=== TASK INSTRUCTIONS ===
Word for word and without images, reproduce the listing that follows.

───── DATA EXTRACTS ─────

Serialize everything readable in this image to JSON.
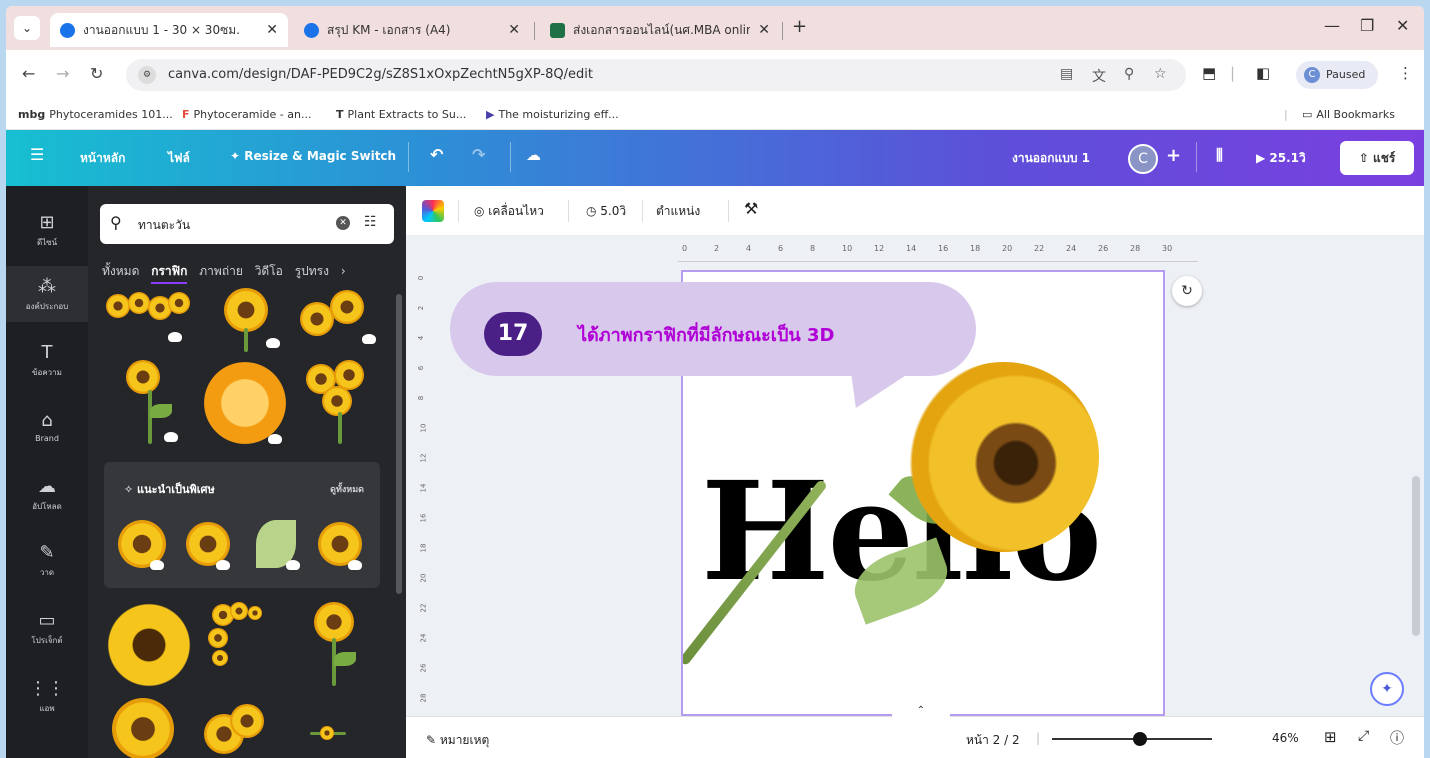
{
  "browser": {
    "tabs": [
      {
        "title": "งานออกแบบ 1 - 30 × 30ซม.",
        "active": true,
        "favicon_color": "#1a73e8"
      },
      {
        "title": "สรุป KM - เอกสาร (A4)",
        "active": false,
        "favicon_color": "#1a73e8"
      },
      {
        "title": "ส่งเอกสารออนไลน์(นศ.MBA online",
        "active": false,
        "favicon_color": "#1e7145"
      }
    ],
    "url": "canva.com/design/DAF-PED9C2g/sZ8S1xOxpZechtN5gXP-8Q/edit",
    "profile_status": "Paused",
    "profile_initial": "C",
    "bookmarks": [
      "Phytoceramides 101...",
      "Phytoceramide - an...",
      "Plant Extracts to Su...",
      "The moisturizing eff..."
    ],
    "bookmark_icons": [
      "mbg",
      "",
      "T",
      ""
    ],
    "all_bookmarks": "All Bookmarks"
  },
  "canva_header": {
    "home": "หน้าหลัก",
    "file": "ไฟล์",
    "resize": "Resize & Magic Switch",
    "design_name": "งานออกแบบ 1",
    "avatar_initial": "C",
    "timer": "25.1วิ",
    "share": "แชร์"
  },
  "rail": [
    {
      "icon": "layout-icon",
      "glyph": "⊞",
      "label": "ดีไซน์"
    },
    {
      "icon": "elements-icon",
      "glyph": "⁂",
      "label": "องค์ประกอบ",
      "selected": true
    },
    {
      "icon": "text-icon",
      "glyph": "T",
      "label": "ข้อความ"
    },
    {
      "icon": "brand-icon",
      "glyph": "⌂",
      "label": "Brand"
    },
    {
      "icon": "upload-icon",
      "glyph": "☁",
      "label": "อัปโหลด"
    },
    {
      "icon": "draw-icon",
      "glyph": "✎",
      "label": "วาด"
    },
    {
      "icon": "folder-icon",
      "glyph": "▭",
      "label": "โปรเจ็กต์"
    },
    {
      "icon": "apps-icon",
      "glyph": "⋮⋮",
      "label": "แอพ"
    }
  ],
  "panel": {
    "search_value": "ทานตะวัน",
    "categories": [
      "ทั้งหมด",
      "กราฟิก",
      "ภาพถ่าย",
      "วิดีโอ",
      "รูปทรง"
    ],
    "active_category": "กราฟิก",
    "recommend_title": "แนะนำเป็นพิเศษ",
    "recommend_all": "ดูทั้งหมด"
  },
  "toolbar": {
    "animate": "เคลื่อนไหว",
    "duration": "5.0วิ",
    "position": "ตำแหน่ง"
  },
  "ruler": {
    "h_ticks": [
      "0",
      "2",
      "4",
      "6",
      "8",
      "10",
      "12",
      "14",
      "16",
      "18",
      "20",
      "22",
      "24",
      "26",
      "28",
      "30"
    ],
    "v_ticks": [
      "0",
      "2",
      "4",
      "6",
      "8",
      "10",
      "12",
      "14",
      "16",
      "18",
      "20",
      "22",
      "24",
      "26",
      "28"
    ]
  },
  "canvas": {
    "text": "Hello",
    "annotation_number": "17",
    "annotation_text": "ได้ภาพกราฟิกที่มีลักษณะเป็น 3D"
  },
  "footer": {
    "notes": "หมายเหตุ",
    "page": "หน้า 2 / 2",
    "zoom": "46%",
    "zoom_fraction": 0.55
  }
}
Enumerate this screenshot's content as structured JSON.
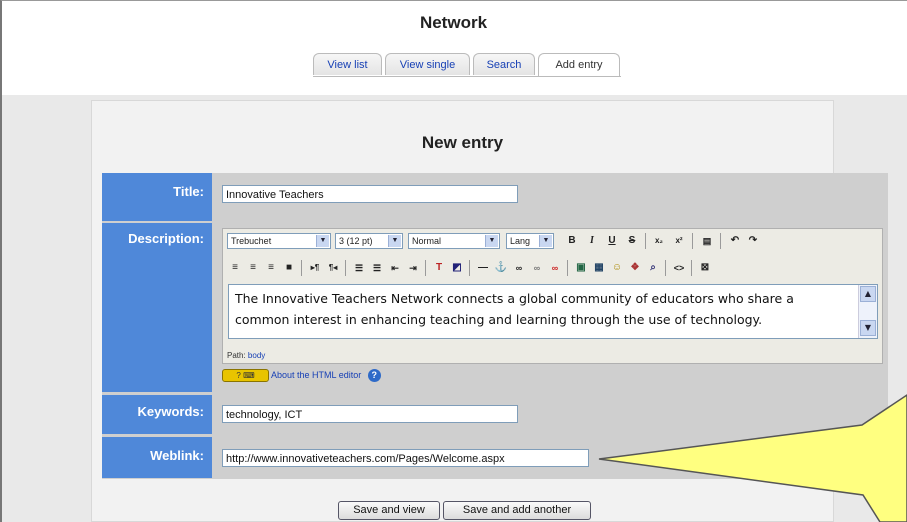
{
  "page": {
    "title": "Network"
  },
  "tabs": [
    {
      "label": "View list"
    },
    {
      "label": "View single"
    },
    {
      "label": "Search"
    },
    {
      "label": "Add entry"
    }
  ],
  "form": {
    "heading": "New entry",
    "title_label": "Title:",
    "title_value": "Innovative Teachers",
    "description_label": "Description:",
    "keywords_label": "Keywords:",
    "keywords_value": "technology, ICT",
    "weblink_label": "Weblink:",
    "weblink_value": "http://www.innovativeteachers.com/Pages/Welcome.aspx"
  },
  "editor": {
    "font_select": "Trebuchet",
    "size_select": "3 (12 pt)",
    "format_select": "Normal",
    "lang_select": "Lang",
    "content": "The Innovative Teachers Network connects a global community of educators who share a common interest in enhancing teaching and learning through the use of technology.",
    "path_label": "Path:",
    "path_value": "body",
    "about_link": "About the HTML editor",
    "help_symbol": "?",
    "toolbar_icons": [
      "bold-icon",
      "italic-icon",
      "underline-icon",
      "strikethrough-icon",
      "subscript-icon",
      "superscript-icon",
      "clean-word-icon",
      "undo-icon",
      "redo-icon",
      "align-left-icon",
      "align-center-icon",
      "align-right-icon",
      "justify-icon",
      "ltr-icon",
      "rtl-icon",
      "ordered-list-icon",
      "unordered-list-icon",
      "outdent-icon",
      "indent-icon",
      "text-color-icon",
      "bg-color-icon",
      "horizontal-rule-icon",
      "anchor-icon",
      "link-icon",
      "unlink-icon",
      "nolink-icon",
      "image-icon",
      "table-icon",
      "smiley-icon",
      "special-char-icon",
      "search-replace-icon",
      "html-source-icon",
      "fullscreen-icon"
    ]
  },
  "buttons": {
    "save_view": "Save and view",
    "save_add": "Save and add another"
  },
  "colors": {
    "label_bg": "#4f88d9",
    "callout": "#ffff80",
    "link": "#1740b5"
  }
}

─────

=== ANSWER TO THE PROBLEM ===
Serialize everything readable in this image to JSON.
{
  "browser": {
    "tabs": [
      {
        "title": "งานออกแบบ 1 - 30 × 30ซม.",
        "active": true,
        "favicon_color": "#1a73e8"
      },
      {
        "title": "สรุป KM - เอกสาร (A4)",
        "active": false,
        "favicon_color": "#1a73e8"
      },
      {
        "title": "ส่งเอกสารออนไลน์(นศ.MBA online",
        "active": false,
        "favicon_color": "#1e7145"
      }
    ],
    "url": "canva.com/design/DAF-PED9C2g/sZ8S1xOxpZechtN5gXP-8Q/edit",
    "profile_status": "Paused",
    "profile_initial": "C",
    "bookmarks": [
      "Phytoceramides 101...",
      "Phytoceramide - an...",
      "Plant Extracts to Su...",
      "The moisturizing eff..."
    ],
    "bookmark_icons": [
      "mbg",
      "",
      "T",
      ""
    ],
    "all_bookmarks": "All Bookmarks"
  },
  "canva_header": {
    "home": "หน้าหลัก",
    "file": "ไฟล์",
    "resize": "Resize & Magic Switch",
    "design_name": "งานออกแบบ 1",
    "avatar_initial": "C",
    "timer": "25.1วิ",
    "share": "แชร์"
  },
  "rail": [
    {
      "icon": "layout-icon",
      "glyph": "⊞",
      "label": "ดีไซน์"
    },
    {
      "icon": "elements-icon",
      "glyph": "⁂",
      "label": "องค์ประกอบ",
      "selected": true
    },
    {
      "icon": "text-icon",
      "glyph": "T",
      "label": "ข้อความ"
    },
    {
      "icon": "brand-icon",
      "glyph": "⌂",
      "label": "Brand"
    },
    {
      "icon": "upload-icon",
      "glyph": "☁",
      "label": "อัปโหลด"
    },
    {
      "icon": "draw-icon",
      "glyph": "✎",
      "label": "วาด"
    },
    {
      "icon": "folder-icon",
      "glyph": "▭",
      "label": "โปรเจ็กต์"
    },
    {
      "icon": "apps-icon",
      "glyph": "⋮⋮",
      "label": "แอพ"
    }
  ],
  "panel": {
    "search_value": "ทานตะวัน",
    "categories": [
      "ทั้งหมด",
      "กราฟิก",
      "ภาพถ่าย",
      "วิดีโอ",
      "รูปทรง"
    ],
    "active_category": "กราฟิก",
    "recommend_title": "แนะนำเป็นพิเศษ",
    "recommend_all": "ดูทั้งหมด"
  },
  "toolbar": {
    "animate": "เคลื่อนไหว",
    "duration": "5.0วิ",
    "position": "ตำแหน่ง"
  },
  "ruler": {
    "h_ticks": [
      "0",
      "2",
      "4",
      "6",
      "8",
      "10",
      "12",
      "14",
      "16",
      "18",
      "20",
      "22",
      "24",
      "26",
      "28",
      "30"
    ],
    "v_ticks": [
      "0",
      "2",
      "4",
      "6",
      "8",
      "10",
      "12",
      "14",
      "16",
      "18",
      "20",
      "22",
      "24",
      "26",
      "28"
    ]
  },
  "canvas": {
    "text": "Hello",
    "annotation_number": "17",
    "annotation_text": "ได้ภาพกราฟิกที่มีลักษณะเป็น 3D"
  },
  "footer": {
    "notes": "หมายเหตุ",
    "page": "หน้า 2 / 2",
    "zoom": "46%",
    "zoom_fraction": 0.55
  }
}
Enumerate this screenshot's content as structured JSON.
{
  "page": {
    "title": "Network"
  },
  "tabs": [
    {
      "label": "View list"
    },
    {
      "label": "View single"
    },
    {
      "label": "Search"
    },
    {
      "label": "Add entry"
    }
  ],
  "form": {
    "heading": "New entry",
    "title_label": "Title:",
    "title_value": "Innovative Teachers",
    "description_label": "Description:",
    "keywords_label": "Keywords:",
    "keywords_value": "technology, ICT",
    "weblink_label": "Weblink:",
    "weblink_value": "http://www.innovativeteachers.com/Pages/Welcome.aspx"
  },
  "editor": {
    "font_select": "Trebuchet",
    "size_select": "3 (12 pt)",
    "format_select": "Normal",
    "lang_select": "Lang",
    "content": "The Innovative Teachers Network connects a global community of educators who share a common interest in enhancing teaching and learning through the use of technology.",
    "path_label": "Path:",
    "path_value": "body",
    "about_link": "About the HTML editor",
    "help_symbol": "?",
    "toolbar_icons": [
      "bold-icon",
      "italic-icon",
      "underline-icon",
      "strikethrough-icon",
      "subscript-icon",
      "superscript-icon",
      "clean-word-icon",
      "undo-icon",
      "redo-icon",
      "align-left-icon",
      "align-center-icon",
      "align-right-icon",
      "justify-icon",
      "ltr-icon",
      "rtl-icon",
      "ordered-list-icon",
      "unordered-list-icon",
      "outdent-icon",
      "indent-icon",
      "text-color-icon",
      "bg-color-icon",
      "horizontal-rule-icon",
      "anchor-icon",
      "link-icon",
      "unlink-icon",
      "nolink-icon",
      "image-icon",
      "table-icon",
      "smiley-icon",
      "special-char-icon",
      "search-replace-icon",
      "html-source-icon",
      "fullscreen-icon"
    ]
  },
  "buttons": {
    "save_view": "Save and view",
    "save_add": "Save and add another"
  },
  "colors": {
    "label_bg": "#4f88d9",
    "callout": "#ffff80",
    "link": "#1740b5"
  }
}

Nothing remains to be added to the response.